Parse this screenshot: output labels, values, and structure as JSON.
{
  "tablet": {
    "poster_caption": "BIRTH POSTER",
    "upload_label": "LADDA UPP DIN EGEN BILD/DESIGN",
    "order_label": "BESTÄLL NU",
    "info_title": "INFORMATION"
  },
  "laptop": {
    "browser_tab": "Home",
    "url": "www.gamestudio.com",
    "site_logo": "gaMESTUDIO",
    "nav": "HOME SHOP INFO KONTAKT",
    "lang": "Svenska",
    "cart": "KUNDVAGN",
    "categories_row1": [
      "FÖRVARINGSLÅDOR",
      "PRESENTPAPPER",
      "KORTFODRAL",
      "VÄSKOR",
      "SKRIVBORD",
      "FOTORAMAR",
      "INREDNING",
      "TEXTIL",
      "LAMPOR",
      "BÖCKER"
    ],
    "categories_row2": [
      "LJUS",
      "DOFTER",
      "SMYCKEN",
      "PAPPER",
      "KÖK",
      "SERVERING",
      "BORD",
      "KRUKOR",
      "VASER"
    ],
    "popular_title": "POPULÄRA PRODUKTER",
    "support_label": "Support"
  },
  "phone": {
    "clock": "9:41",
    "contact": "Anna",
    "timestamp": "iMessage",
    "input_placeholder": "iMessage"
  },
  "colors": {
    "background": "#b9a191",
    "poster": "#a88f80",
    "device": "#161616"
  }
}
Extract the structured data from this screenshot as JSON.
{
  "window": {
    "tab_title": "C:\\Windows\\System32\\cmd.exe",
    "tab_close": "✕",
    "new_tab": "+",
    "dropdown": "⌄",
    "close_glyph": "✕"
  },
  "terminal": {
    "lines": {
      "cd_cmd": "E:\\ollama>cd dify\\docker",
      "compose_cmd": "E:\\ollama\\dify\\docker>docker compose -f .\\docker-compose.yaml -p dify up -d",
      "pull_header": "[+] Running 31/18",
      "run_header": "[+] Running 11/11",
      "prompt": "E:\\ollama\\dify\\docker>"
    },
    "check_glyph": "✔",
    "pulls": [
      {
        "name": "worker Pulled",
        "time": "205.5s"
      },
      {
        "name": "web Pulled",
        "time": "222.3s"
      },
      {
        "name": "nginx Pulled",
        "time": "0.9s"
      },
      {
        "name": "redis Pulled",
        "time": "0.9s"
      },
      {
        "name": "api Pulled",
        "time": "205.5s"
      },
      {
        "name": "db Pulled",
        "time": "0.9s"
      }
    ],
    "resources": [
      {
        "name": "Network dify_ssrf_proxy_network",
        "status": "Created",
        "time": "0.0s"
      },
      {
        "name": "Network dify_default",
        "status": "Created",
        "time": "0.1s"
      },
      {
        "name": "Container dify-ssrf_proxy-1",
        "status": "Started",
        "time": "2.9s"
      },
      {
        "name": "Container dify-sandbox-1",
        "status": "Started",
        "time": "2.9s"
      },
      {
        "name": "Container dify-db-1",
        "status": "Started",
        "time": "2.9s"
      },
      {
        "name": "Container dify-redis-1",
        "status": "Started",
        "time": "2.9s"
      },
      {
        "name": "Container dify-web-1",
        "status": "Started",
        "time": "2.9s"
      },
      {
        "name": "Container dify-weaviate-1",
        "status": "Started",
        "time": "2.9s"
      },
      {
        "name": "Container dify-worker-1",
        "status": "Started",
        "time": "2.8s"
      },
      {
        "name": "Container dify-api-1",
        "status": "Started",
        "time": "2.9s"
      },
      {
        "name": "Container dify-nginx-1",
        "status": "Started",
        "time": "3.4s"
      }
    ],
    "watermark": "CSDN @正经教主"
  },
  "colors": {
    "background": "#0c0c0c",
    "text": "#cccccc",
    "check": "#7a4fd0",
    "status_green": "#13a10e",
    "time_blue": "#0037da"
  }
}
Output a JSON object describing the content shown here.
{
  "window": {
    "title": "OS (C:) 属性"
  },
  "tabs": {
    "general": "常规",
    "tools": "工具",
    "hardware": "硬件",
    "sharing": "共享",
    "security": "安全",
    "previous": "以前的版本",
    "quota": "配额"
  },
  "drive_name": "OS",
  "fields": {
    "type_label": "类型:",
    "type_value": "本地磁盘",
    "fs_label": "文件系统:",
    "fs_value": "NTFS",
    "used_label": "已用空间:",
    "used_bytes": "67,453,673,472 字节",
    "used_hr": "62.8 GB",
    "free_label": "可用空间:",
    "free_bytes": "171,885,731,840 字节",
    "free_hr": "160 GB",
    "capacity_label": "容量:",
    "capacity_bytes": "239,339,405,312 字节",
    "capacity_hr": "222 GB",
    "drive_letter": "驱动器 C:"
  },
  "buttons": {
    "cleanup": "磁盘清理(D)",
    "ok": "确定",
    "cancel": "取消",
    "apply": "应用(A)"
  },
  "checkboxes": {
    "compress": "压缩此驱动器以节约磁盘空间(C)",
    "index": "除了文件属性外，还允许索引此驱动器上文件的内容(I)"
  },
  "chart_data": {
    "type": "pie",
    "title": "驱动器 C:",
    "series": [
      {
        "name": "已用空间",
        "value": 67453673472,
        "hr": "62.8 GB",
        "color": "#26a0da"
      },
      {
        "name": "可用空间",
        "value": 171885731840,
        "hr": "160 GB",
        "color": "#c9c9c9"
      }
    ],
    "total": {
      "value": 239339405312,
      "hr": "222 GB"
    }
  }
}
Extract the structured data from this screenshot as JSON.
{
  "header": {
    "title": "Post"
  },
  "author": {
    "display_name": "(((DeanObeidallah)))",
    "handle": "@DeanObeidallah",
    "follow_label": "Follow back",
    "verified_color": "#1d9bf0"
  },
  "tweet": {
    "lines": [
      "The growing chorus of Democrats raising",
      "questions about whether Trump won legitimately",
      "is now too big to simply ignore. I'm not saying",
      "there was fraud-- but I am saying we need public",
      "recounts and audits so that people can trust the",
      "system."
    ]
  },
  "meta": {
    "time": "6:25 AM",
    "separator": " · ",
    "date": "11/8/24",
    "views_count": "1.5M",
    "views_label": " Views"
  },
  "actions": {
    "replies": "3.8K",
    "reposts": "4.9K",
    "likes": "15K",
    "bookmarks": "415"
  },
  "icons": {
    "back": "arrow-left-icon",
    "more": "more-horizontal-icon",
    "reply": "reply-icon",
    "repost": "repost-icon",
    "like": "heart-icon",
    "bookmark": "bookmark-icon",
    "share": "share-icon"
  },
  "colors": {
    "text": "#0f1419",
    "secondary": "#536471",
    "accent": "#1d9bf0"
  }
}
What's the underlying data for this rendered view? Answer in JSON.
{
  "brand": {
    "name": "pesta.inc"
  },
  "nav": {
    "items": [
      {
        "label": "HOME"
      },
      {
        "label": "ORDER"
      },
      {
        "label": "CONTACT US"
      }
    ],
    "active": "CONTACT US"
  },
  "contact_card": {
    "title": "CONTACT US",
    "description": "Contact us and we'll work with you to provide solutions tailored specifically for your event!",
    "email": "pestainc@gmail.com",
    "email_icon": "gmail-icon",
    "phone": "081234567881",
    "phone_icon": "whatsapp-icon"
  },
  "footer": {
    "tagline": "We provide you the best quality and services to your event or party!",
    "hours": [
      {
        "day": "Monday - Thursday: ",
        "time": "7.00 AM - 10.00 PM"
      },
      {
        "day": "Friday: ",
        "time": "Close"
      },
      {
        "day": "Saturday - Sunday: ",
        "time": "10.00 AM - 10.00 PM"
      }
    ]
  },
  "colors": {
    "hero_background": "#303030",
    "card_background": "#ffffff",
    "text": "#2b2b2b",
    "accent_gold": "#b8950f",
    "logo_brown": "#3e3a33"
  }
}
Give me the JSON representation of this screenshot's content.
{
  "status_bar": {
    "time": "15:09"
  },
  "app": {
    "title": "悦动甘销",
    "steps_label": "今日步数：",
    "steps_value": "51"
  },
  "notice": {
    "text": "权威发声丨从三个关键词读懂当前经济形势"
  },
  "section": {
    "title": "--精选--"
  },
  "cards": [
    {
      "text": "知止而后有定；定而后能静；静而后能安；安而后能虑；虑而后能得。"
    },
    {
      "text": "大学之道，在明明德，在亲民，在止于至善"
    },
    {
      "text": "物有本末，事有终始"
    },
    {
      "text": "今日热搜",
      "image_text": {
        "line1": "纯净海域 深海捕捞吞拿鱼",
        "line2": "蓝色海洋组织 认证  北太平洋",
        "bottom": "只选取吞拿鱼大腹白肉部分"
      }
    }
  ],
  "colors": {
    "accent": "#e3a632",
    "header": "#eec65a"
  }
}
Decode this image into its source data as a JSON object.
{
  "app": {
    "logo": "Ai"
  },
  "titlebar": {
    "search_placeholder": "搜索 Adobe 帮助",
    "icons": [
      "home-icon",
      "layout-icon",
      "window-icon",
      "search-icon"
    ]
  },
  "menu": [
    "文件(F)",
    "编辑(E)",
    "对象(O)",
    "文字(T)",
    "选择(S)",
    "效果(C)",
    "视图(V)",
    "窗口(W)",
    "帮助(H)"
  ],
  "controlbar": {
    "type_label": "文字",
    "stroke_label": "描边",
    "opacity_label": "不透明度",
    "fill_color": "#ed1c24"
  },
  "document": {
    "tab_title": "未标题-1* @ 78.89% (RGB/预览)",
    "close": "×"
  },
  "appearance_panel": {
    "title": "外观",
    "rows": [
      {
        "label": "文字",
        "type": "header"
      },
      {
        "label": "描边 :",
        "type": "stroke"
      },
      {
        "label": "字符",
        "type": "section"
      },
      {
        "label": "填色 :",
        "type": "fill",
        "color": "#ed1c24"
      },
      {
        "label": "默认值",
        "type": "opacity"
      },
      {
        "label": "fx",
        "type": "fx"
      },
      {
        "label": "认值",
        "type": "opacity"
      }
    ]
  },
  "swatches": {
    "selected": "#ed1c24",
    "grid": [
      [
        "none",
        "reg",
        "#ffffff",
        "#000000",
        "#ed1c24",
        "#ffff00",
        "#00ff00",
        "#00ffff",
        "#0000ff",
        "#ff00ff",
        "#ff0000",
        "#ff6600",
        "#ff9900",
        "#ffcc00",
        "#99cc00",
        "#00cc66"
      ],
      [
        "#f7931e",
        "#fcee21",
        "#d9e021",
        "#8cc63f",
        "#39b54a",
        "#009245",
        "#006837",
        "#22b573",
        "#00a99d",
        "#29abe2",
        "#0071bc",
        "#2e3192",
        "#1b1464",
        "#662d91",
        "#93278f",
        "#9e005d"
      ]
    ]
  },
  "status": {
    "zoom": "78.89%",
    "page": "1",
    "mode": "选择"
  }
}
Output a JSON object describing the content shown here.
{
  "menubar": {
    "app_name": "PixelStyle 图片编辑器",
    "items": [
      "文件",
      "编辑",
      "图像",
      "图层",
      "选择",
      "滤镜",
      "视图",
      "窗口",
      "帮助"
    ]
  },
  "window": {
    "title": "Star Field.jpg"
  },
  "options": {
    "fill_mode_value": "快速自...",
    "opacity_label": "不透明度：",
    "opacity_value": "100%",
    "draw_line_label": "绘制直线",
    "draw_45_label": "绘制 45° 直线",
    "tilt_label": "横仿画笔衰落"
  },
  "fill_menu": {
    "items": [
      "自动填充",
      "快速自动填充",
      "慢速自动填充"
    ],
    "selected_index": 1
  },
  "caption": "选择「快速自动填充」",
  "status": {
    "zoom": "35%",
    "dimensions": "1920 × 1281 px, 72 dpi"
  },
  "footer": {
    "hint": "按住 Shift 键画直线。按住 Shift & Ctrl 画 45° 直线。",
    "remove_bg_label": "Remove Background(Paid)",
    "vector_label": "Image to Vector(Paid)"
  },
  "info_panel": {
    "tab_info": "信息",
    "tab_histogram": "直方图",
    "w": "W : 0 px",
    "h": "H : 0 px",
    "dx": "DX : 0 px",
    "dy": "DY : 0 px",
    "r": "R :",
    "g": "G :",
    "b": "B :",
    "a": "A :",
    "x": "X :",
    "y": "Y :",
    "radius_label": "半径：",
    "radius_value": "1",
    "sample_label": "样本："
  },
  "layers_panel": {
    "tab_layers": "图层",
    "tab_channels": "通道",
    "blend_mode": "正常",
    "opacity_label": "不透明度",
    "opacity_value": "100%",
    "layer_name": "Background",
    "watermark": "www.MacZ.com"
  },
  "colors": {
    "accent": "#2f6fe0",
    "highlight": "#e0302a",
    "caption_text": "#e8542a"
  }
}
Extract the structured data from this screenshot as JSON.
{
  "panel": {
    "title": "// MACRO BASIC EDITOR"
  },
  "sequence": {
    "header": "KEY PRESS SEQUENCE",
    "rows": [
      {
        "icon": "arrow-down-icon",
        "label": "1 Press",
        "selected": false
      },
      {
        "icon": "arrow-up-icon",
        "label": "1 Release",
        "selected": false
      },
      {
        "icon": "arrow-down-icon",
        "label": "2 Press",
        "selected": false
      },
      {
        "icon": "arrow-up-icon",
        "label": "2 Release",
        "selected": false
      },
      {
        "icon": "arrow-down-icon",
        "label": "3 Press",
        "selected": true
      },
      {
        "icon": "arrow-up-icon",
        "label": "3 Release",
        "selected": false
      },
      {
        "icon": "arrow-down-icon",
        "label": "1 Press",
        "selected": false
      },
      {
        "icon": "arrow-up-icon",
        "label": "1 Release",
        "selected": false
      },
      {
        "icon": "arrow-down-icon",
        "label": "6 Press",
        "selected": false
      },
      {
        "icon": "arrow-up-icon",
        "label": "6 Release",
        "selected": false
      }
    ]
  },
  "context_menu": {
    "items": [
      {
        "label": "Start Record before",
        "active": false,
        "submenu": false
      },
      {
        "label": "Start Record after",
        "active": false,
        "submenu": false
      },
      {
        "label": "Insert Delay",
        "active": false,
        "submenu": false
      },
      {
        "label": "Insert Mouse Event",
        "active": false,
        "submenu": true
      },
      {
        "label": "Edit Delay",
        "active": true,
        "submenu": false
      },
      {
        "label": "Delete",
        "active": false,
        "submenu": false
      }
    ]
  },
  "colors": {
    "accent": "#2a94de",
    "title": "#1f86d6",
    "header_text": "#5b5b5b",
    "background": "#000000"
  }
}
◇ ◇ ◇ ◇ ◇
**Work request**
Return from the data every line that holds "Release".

**Response box**
        "label": "1 Release",
        "label": "2 Release",
        "label": "3 Release",
        "label": "1 Release",
        "label": "6 Release",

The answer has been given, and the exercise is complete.